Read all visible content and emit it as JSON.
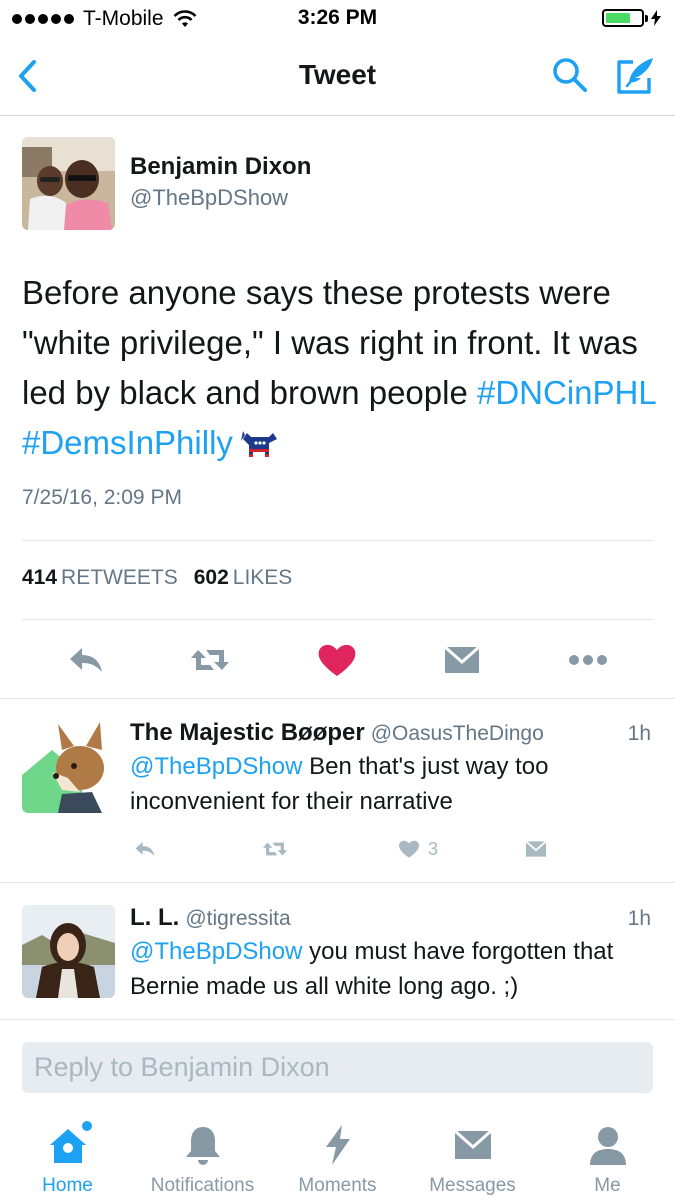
{
  "status_bar": {
    "carrier": "T-Mobile",
    "time": "3:26 PM",
    "battery_color": "#4cd964"
  },
  "nav": {
    "title": "Tweet",
    "icons": [
      "back-chevron-icon",
      "search-icon",
      "compose-icon"
    ],
    "accent": "#1da1f2"
  },
  "tweet": {
    "author_name": "Benjamin Dixon",
    "author_handle": "@TheBpDShow",
    "text_plain": "Before anyone says these protests were \"white privilege,\" I was right in front. It was led by black and brown people",
    "hashtag1": "#DNCinPHL",
    "hashtag2": "#DemsInPhilly",
    "timestamp": "7/25/16, 2:09 PM",
    "retweets_count": "414",
    "retweets_label": "RETWEETS",
    "likes_count": "602",
    "likes_label": "LIKES",
    "like_color": "#e0245e"
  },
  "replies": [
    {
      "name": "The Majestic Bøøper",
      "handle": "@OasusTheDingo",
      "time": "1h",
      "mention": "@TheBpDShow",
      "text": " Ben that's just way too inconvenient for their narrative",
      "likes": "3"
    },
    {
      "name": "L. L.",
      "handle": "@tigressita",
      "time": "1h",
      "mention": "@TheBpDShow",
      "text": " you must have forgotten that Bernie made us all white long ago. ;)"
    }
  ],
  "reply_box": {
    "placeholder": "Reply to Benjamin Dixon"
  },
  "tabs": [
    {
      "label": "Home",
      "icon": "home-icon",
      "active": true
    },
    {
      "label": "Notifications",
      "icon": "bell-icon"
    },
    {
      "label": "Moments",
      "icon": "lightning-icon"
    },
    {
      "label": "Messages",
      "icon": "envelope-icon"
    },
    {
      "label": "Me",
      "icon": "person-icon"
    }
  ]
}
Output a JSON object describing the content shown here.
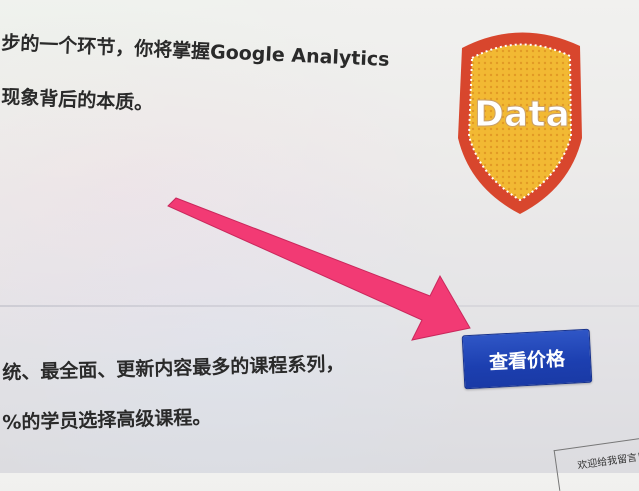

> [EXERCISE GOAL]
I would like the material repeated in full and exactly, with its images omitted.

> [EXPECTED OUTPUT]
Read all visible content and emit it as JSON.
{
  "status_bar": {
    "carrier": "T-Mobile",
    "time": "3:26 PM",
    "battery_color": "#4cd964"
  },
  "nav": {
    "title": "Tweet",
    "icons": [
      "back-chevron-icon",
      "search-icon",
      "compose-icon"
    ],
    "accent": "#1da1f2"
  },
  "tweet": {
    "author_name": "Benjamin Dixon",
    "author_handle": "@TheBpDShow",
    "text_plain": "Before anyone says these protests were \"white privilege,\" I was right in front. It was led by black and brown people",
    "hashtag1": "#DNCinPHL",
    "hashtag2": "#DemsInPhilly",
    "timestamp": "7/25/16, 2:09 PM",
    "retweets_count": "414",
    "retweets_label": "RETWEETS",
    "likes_count": "602",
    "likes_label": "LIKES",
    "like_color": "#e0245e"
  },
  "replies": [
    {
      "name": "The Majestic Bøøper",
      "handle": "@OasusTheDingo",
      "time": "1h",
      "mention": "@TheBpDShow",
      "text": " Ben that's just way too inconvenient for their narrative",
      "likes": "3"
    },
    {
      "name": "L. L.",
      "handle": "@tigressita",
      "time": "1h",
      "mention": "@TheBpDShow",
      "text": " you must have forgotten that Bernie made us all white long ago. ;)"
    }
  ],
  "reply_box": {
    "placeholder": "Reply to Benjamin Dixon"
  },
  "tabs": [
    {
      "label": "Home",
      "icon": "home-icon",
      "active": true
    },
    {
      "label": "Notifications",
      "icon": "bell-icon"
    },
    {
      "label": "Moments",
      "icon": "lightning-icon"
    },
    {
      "label": "Messages",
      "icon": "envelope-icon"
    },
    {
      "label": "Me",
      "icon": "person-icon"
    }
  ]
}
Output a JSON object describing the content shown here.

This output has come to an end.